In the beginning of the twentieth century, almost all clothing came from a cotton field, a sheep’s back, or a silkworm. Thanks to turn-of-the century pioneers like Camille and Henry Dreyfus, today synthetic fibers offer style and convenience for millions.

Born in Basel, Switzerland, and educated in Basel and at the Sorbonne, the Dreyfus brothers devoted a lifetime to the scientific and commercial development of cellulose acetate, conducting more than 20,000 experiments in realizing their goals.  Their initial interest in the material was spurred by the need for nonflammable film—as a substitute for celluloid—for the fledgling photography and motion picture industries. Their vision extended to a potentially large market for toilet articles that would not scorch when exposed to flames, and the possibility of a luxurious artificial silk fiber made from cellulose acetate.

In 1908, the Dreyfus brothers began their concentrated work on creating a production process for cellulose acetate film and fibers, making products with unprecedented solubility and high viscosities.  They were among the first to realize the importance of the acetyl content of cellulose acetate as it affects the properties of the material and, in fact, showed that viscosity, high tensile strength, and elasticity are complementary.  The pioneering brothers were also able to avoid cellulose degradation, years before the polymeric nature of cellulose was discovered.

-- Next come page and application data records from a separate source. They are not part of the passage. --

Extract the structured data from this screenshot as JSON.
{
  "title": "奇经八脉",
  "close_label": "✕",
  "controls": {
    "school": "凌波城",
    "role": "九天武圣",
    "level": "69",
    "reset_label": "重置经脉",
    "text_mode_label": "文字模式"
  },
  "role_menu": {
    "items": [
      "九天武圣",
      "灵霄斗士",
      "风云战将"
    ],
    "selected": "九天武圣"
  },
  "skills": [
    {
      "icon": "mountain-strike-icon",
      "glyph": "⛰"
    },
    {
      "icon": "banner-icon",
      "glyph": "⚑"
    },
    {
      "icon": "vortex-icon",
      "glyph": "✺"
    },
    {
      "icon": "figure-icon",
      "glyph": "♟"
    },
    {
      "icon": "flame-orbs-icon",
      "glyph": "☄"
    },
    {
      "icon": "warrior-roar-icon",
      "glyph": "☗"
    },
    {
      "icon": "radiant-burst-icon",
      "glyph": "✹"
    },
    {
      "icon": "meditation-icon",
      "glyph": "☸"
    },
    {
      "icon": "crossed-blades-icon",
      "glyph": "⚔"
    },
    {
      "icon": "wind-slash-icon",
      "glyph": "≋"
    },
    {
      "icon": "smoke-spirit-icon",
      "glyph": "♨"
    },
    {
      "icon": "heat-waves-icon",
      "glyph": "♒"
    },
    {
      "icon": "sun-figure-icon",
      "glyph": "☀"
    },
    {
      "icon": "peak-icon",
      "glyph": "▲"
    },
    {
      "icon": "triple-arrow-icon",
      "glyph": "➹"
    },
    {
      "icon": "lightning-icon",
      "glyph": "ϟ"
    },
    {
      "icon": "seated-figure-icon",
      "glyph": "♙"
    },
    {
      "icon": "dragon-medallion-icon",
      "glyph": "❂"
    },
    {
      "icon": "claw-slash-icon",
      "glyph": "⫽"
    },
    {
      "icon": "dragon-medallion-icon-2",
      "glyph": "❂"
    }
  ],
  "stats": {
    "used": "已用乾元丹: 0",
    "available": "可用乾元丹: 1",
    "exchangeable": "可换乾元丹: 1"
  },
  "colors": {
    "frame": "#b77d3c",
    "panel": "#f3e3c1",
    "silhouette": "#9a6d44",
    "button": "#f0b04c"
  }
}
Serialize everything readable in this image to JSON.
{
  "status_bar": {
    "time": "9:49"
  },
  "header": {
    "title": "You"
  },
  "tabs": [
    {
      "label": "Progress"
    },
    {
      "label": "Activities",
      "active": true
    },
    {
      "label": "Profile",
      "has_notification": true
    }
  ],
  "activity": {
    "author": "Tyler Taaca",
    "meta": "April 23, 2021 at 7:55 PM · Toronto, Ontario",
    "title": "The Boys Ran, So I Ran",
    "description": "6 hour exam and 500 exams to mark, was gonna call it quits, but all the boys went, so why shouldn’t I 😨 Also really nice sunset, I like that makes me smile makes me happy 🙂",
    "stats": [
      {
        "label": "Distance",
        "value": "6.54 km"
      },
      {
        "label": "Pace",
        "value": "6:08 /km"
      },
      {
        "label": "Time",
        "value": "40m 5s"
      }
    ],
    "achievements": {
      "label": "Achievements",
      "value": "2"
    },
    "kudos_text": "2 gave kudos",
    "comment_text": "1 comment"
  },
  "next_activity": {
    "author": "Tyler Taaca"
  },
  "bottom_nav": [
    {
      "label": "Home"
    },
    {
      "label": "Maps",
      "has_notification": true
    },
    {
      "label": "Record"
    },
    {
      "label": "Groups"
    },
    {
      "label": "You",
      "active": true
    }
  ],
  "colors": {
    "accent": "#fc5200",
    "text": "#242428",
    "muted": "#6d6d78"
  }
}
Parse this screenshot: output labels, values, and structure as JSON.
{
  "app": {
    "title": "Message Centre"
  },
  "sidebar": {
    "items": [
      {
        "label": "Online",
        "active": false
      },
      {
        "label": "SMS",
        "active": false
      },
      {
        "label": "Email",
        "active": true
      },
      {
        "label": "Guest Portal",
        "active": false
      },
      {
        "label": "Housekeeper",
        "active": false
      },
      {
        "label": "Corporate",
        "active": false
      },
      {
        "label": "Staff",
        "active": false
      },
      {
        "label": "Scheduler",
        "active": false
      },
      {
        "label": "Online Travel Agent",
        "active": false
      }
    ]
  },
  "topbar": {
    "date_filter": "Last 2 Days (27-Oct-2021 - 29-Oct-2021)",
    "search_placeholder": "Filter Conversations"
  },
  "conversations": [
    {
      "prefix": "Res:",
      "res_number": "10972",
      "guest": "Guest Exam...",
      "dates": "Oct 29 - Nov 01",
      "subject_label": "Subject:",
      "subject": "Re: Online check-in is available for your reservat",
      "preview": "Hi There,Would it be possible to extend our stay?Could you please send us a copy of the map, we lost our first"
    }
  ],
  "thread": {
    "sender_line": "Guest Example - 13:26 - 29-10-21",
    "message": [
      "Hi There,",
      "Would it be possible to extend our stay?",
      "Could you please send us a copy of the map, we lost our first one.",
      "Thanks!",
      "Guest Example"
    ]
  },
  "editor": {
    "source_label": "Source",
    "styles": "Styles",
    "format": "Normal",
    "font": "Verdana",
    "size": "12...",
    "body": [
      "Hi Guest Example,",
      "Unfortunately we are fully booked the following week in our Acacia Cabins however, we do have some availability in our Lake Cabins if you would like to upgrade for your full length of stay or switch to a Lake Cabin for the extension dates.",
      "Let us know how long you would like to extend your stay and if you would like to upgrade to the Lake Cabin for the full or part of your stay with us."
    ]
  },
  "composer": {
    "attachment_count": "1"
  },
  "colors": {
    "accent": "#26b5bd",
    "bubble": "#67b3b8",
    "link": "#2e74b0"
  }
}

World War I interrupted the Dreyfus brothers’ work on commercial fiber development, when the role of cellulose acetate proved to be important in the war effort. The fiber was uniquely suited for coating and preserving the fabric of airplane wings to impart properties of tautness, resiliency, waterproofing, and most important, nonflammability. The wings of aircraft used by England, France, Italy, and the United States were all coated with dope made from cellulose acetate, produced by the Dreyfus brothers in England.  In 1917, the U.S. government asked the Dreyfuses to establish a plant in America for the same purpose. Built in Cumberland, Maryland, that facility became the first commercially operating plant of the American Cellulose & Chemical Manufacturing Company (Amcelle), which changed its name to the Celanese Corporation of America in 1927.

In 1919, the brothers resumed their efforts to commercialize cellulose acetate fibers. They encountered numerous challenges, not the least of which was dyeing the fibers.  The efforts of several dyestuff manufacturers and outstanding British dyers were enlisted, and a solution was found: insoluble dyes finely dispersed in oil. The fiber could then be dyed in a range of shades sufficiently wide and colorfast for the commercial markets, an achievement that constitutes one of the most important chapters in the history of the dyeing industry. For his work in this area, in 1938 Henry Dreyfus was awarded the Perkin Research Medal, the highest honor of the Society of Dyers and Colourists of Great Britain.

Henry Dreyfus remained focused on technical development throughout his life, and managed the British company. Camille Dreyfus, who had considerable flair for finance, sales, and management, built the Celanese Corporation in the U.S., focusing on cellulose acetate for consumers.  He dubbed the fibers and fabrics “Celanese,” which came to be synonymous with quality and ease of care.

The Dreyfus brothers were widely recognized as chemical pioneers and exceptional businessmen. Honors awarded them included Officer of the Legion of Honor to Camille Dreyfus, from the French Government; the Perkin Research Medal to Henry Dreyfus; and the Modern Pioneer Award to Camille Dreyfus from the National Association of Manufacturers.

The Foundation's logo is a representation of a bishop's pastoral staff, and is the symbol of the city of Basel, Switzerland, birthplace of Camille and Henry Dreyfus.